2. You were able to use the Red Card to see things differently and change your feeling about the situation.
So happy the technique worked for you :))
Have a great day.
Thanks so much for your post and for sharing your story.
It is sometimes quite difficult to know when we're having Thought Attacks and it's great that John joined you in the workshop and pointed it out for you.
One of the ways I know that I'm having Thought Attacks is when I feel negative emotions such as worry, anxiety, stress, doubt etc
Our feelings are often preceded by thoughts that create our feelings so when we're not feeling good we're not thinking good!
Our negative feelings are a sign that we're having Thought Attacks.
One question I find useful when I'm not feeling good is "What am I thinking that's making me feel this way?"
Then guess what happens...all my Thought Attacks come rushing out and I reach for the nearest Red Card!
Have a great week.
It was great to see everyone again on Saturday.
I hope that once again Meiron provided some inspiration to cope with life!! I love his idea of the GP reminders on your phone for Gratitude and Perspective. I think I am going to implement that one!!
Would love to hear how everyone is going and how the red card and stone may be helping you......
Meiron and Jill, thanks for the follow up session last Saturday!
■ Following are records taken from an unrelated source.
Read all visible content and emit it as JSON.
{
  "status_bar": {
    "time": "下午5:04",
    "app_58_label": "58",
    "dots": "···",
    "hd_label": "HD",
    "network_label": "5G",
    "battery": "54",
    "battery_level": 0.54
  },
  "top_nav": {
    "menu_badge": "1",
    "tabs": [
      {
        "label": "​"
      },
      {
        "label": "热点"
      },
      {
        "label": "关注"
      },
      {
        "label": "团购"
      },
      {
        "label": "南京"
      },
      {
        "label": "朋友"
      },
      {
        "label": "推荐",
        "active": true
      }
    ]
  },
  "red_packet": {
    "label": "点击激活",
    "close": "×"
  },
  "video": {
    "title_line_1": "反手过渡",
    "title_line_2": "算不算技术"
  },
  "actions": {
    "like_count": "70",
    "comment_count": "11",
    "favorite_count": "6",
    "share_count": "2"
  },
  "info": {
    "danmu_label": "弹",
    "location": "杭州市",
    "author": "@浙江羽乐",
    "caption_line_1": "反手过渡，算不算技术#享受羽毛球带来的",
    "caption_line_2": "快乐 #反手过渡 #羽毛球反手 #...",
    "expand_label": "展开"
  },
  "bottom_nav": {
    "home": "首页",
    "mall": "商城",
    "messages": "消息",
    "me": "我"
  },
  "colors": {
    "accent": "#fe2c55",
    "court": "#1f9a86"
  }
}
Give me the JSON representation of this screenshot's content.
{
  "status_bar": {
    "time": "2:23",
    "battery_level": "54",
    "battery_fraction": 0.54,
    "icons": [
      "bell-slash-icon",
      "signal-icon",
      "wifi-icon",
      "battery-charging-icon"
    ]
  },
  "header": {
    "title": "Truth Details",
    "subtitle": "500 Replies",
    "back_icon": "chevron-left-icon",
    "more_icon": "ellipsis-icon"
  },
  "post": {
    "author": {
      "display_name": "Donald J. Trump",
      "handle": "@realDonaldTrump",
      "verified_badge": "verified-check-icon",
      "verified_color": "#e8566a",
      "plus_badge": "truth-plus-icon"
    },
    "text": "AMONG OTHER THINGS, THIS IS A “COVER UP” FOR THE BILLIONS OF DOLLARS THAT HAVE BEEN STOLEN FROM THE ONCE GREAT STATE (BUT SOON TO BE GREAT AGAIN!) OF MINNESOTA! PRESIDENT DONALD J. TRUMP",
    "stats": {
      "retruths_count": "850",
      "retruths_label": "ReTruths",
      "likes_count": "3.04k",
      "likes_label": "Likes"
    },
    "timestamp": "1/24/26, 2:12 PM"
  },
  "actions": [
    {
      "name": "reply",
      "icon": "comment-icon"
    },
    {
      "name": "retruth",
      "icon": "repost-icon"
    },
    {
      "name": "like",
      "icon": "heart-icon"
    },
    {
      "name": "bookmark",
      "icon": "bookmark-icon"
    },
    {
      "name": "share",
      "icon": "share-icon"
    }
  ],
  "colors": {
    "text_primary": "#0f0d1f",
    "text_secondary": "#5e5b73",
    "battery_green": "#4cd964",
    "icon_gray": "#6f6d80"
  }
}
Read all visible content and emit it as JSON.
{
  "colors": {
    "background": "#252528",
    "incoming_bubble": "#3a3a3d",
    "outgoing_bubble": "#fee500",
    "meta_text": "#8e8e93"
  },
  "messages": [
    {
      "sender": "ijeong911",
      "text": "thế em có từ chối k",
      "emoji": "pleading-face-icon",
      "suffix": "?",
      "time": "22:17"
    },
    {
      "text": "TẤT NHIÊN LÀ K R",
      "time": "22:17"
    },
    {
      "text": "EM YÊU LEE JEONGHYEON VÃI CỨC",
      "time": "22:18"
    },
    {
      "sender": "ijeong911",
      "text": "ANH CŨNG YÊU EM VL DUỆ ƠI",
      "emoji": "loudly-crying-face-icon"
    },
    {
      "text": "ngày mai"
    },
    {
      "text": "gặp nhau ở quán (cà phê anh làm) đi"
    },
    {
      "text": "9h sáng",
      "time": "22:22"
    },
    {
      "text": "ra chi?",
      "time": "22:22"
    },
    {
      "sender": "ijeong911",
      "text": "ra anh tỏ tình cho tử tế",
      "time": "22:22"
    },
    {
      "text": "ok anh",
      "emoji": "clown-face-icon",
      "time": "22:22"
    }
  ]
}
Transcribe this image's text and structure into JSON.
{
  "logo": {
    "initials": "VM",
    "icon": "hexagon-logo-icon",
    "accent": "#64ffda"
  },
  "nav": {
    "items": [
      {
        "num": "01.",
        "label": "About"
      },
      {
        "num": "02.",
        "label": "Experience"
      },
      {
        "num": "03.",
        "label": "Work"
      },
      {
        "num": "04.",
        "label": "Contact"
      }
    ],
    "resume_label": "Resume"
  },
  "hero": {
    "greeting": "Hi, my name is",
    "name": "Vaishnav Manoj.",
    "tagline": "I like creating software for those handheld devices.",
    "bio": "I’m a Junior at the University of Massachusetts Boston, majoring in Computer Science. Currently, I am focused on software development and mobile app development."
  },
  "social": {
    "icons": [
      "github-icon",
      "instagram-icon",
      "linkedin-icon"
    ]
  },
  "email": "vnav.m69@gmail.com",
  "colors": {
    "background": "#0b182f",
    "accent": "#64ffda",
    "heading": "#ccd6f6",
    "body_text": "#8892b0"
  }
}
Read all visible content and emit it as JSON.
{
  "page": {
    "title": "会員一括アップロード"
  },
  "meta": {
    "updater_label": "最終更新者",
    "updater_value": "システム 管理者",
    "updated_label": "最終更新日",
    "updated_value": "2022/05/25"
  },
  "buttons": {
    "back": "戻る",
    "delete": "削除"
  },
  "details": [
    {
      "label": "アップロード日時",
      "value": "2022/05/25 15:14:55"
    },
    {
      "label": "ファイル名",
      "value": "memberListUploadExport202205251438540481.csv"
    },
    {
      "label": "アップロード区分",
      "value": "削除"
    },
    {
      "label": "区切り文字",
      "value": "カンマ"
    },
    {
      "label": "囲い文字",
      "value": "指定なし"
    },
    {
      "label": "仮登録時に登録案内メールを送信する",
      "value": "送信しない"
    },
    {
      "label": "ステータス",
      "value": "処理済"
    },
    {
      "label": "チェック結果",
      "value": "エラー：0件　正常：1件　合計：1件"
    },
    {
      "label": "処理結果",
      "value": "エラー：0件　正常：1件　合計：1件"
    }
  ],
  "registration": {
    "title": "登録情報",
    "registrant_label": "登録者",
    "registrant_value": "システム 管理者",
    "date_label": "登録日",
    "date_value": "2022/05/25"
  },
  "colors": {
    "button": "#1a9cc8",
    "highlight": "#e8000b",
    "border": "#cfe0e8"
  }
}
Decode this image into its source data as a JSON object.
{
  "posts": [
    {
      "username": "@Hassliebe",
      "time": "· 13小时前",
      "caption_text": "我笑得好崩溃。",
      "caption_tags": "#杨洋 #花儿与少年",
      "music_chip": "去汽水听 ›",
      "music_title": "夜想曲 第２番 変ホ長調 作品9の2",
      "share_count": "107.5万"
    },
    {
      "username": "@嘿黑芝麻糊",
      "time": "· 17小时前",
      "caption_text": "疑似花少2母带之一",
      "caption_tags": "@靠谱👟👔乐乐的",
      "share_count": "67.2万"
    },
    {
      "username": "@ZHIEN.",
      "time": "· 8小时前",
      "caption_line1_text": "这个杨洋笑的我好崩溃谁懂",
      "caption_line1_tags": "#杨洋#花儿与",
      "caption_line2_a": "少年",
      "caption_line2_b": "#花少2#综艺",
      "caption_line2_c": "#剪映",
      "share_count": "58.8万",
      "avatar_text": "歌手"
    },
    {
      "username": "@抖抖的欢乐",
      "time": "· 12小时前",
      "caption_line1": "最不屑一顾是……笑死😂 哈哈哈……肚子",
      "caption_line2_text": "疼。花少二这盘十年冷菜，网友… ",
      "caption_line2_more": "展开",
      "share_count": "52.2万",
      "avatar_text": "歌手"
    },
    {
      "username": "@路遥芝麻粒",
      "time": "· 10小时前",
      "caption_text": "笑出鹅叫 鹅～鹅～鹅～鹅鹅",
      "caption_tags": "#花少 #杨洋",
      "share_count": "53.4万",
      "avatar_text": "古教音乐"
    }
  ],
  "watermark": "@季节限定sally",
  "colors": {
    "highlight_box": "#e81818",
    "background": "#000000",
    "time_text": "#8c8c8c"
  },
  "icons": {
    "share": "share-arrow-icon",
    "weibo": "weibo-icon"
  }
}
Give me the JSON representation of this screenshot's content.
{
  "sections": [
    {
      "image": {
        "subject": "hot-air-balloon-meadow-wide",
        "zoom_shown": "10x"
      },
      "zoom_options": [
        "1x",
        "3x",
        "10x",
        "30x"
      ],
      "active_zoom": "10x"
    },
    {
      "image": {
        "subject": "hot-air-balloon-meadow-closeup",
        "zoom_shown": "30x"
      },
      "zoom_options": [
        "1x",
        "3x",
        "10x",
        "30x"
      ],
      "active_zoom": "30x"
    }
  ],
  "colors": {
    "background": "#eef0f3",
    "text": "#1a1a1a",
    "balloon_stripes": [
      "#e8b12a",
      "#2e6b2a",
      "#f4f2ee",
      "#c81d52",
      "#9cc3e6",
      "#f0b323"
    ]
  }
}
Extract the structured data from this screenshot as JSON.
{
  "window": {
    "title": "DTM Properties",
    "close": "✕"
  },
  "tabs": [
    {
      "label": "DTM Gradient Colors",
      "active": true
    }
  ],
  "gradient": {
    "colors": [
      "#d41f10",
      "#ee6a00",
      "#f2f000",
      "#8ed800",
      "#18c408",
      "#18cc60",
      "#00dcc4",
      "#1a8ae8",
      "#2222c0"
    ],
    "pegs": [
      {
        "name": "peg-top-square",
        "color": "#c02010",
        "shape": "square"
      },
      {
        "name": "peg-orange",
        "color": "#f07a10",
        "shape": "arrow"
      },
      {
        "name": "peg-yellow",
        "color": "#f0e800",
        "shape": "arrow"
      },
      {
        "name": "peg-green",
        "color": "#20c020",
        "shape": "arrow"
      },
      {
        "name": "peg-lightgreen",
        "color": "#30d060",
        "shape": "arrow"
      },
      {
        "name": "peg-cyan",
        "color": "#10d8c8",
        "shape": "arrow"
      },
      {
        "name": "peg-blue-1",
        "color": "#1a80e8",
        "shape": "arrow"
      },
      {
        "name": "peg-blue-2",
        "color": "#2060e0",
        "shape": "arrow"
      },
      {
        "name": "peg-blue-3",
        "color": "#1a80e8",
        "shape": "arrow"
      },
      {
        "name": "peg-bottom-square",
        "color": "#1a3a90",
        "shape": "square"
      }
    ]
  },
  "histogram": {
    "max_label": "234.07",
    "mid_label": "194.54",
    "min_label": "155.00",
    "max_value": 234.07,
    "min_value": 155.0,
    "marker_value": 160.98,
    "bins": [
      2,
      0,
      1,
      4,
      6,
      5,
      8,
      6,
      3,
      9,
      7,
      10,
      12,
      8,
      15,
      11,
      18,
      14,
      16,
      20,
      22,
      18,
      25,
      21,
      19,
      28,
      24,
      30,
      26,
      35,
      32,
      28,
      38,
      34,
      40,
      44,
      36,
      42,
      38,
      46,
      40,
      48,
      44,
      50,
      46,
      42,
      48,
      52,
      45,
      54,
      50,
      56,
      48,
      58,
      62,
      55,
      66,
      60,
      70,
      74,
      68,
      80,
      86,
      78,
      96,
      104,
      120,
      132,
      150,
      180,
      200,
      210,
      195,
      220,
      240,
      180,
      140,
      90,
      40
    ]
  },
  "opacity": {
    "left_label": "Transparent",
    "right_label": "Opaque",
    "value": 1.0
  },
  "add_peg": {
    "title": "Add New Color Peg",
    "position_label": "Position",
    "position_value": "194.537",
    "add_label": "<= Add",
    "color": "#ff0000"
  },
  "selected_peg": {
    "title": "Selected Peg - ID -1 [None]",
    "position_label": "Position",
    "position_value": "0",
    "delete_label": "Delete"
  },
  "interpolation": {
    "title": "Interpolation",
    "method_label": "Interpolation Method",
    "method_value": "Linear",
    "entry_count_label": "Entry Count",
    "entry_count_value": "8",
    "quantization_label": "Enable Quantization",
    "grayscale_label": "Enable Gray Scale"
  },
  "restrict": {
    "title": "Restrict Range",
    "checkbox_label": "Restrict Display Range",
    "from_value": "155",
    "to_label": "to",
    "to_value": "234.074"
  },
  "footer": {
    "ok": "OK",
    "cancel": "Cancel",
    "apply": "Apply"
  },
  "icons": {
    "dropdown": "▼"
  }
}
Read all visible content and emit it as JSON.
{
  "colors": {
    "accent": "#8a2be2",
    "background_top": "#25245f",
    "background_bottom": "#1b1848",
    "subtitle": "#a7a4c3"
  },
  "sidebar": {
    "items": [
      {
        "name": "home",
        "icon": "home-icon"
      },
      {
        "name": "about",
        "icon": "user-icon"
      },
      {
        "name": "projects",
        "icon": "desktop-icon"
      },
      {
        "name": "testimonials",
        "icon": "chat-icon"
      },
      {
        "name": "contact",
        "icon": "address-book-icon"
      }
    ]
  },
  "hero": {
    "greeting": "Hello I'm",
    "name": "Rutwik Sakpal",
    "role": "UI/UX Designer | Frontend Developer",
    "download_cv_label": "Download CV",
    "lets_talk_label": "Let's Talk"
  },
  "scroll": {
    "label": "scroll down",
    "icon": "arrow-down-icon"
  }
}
It was fantastic to see familiar faces and share things new and old.
Following from Meiron's GP technique, I came across this (11-min) TED talk on happiness and framing. As we know especially, keeping the frame in a healthy and happy place can be damn hard. At the end of the talk the researcher lays down the (evidence-based) 21 day challenge of five small daily techniques.
Meiron's GP technique is a perfect example of the gratitude one.
You can watch it here:
Cancer Council NSW would like to acknowledge the traditional custodians of the land on which we live and work.We would also like to pay respect to elders past and present and extend that respect to all other Aboriginal people.